"We condemn the Houthi detention of 12 of our current and former US and UN staff. They're still being held incommunicado."

"This detention ... sends an extremely negative signal. We want to see a demonstration of good faith by the Houthis in releasing these individuals unconditionally."

Mr Lendersking's comments came as both sides in the Yemen conflict agreed to renew a UN-brokered truce for two more months in a bid to pave the way for lasting peace talks.

The US envoy said that a recent trip by Omani officials to the Houthi-run capital of Sanaa had been “crucial” to securing the renewal “at the last moment”.

Speaking during a telephone briefing, Mr Lenderking also hailed efforts by Saudi Arabia to ensure the truce extension.

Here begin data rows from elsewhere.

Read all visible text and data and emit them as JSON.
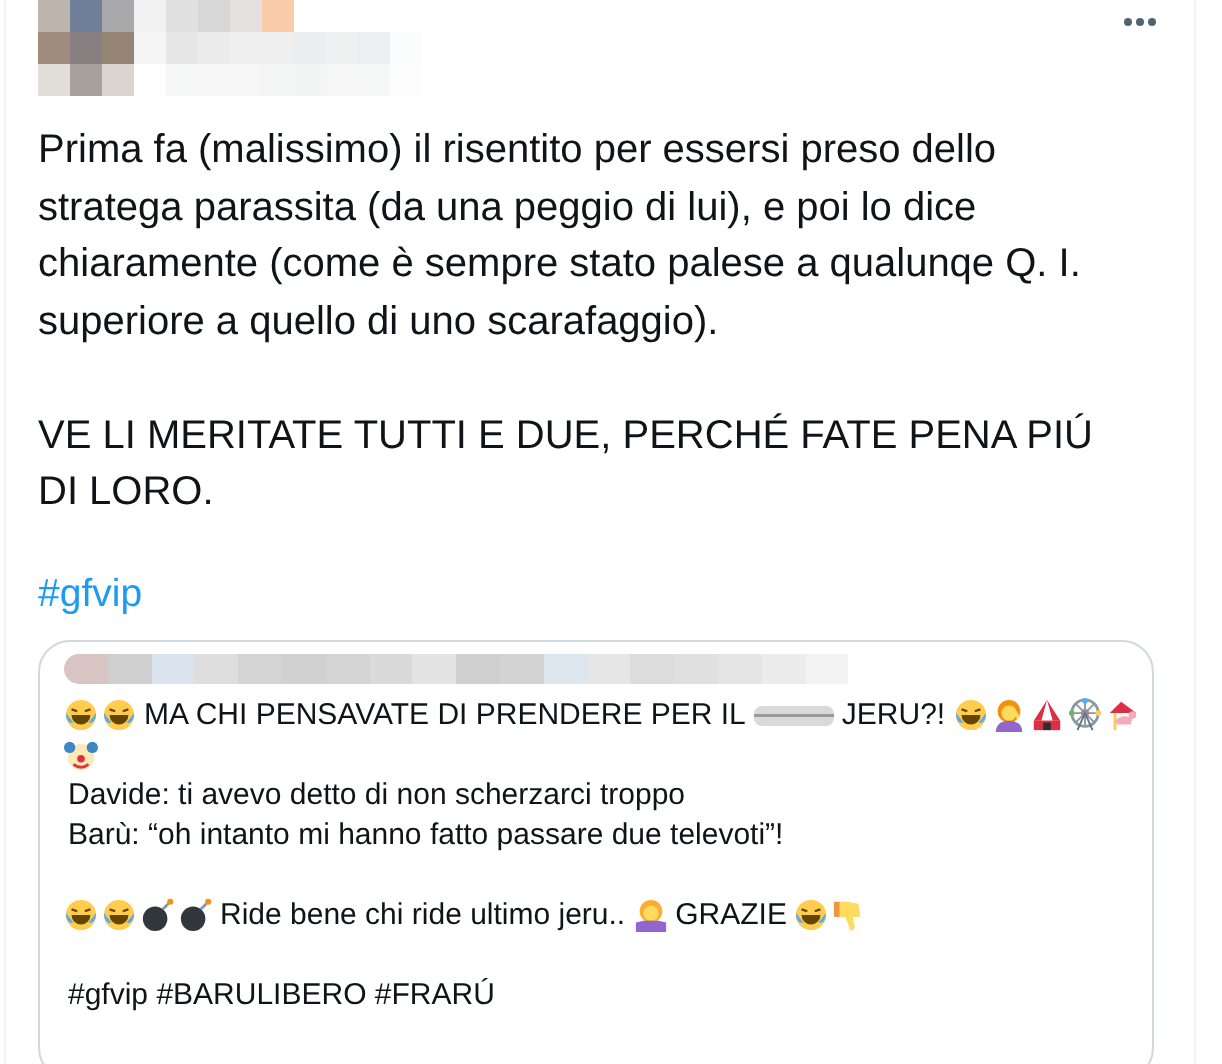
{
  "tweet": {
    "paragraphs": [
      "Prima fa (malissimo) il risentito per essersi preso dello stratega parassita (da una peggio di lui), e poi lo dice chiaramente (come è sempre stato palese a qualunqe Q. I. superiore a quello di uno scarafaggio).",
      "VE LI MERITATE TUTTI E DUE, PERCHÉ FATE PENA PIÚ DI LORO."
    ],
    "hashtag": "#gfvip",
    "quote": {
      "paragraphs": [
        [
          [
            {
              "kind": "laugh"
            },
            {
              "kind": "laugh"
            },
            {
              "kind": "text",
              "text": "MA CHI PENSAVATE DI PRENDERE PER IL"
            },
            {
              "kind": "blur"
            },
            {
              "kind": "text",
              "text": "JERU?!"
            },
            {
              "kind": "laugh"
            },
            {
              "kind": "facepalm"
            },
            {
              "kind": "tent"
            },
            {
              "kind": "wheel"
            },
            {
              "kind": "carousel"
            }
          ],
          [
            {
              "kind": "clown"
            }
          ],
          [
            {
              "kind": "text",
              "text": "Davide: ti avevo detto di non scherzarci troppo"
            }
          ],
          [
            {
              "kind": "text",
              "text": "Barù: “oh intanto mi hanno fatto passare due televoti”!"
            }
          ]
        ],
        [
          [
            {
              "kind": "laugh"
            },
            {
              "kind": "laugh"
            },
            {
              "kind": "bomb"
            },
            {
              "kind": "bomb"
            },
            {
              "kind": "text",
              "text": "Ride bene chi ride ultimo jeru.."
            },
            {
              "kind": "shrug"
            },
            {
              "kind": "text",
              "text": "GRAZIE"
            },
            {
              "kind": "laugh"
            },
            {
              "kind": "thumbsdown"
            }
          ]
        ],
        [
          [
            {
              "kind": "text",
              "text": "#gfvip #BARULIBERO #FRARÚ"
            }
          ]
        ]
      ]
    }
  }
}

“The Saudis did a lot of the heavy lifting to get there,” he said.

Mr Lenderking said he felt “confident” about the prospects of a broader peace in Yemen, now in its eighth year of war, thanks to regional support.

Houthi supporters attend a rally in Sanaa. AP

“There are a number of parties such as the Iranians and Saudis, who are generally on opposite sides on many issues, have both welcomed the truce,” he said.

“We need to see Iranian actions mirroring or supporting these words — if we can bring Iran into the regional alignment, then we have a great potential to see progress.”

The UN-sponsored truce began on April 2 and has since been renewed twice in two-month increments. The most recent extension was announced on the day the agreement was due to expire.

The US and the UN had been pushing for a broader six-month armistice but a number of major sticking points prevented that from materialising.

Mr Lenderking said the UN framework agreement addresses challenging issues such as paying civil servant salaries and opening the roads around Yemen's third largest city of Taez, which has been under Houthi siege since 2016.

Under the UN agreement, the Houthis are required to reopen some of the major roads around the city, but they have yet to do so.

“The terms have not been met to the extent we want to see but in the next two months, there absolutely has to be progress,” Mr Lenderking said.

Yemeni observers and analysts agree that the matter of salary payments is slightly more complicated.

“In order to find a mechanism that works to pay salaries, there has to be an account, oversight of that account and revenue sources that allow that account to be filled and mechanisms to pay civil servants,” Mr Lenderking said.

The Houthis have been pushing the Yemeni government to pay salaries according to a 2022 payroll which contains employees working for Houthi-run state institutions.

The head of Yemen's Presidential Leadership Council, Rashad Al Alimi, said his government is willing to pay the salaries but did not provide specifics. The government had mentioned it would make these payments according to a 2014 payroll — that is, before the Houthi takeover of Sanaa and the subsequent war.

Updated: August 05, 2022, 4:08 AM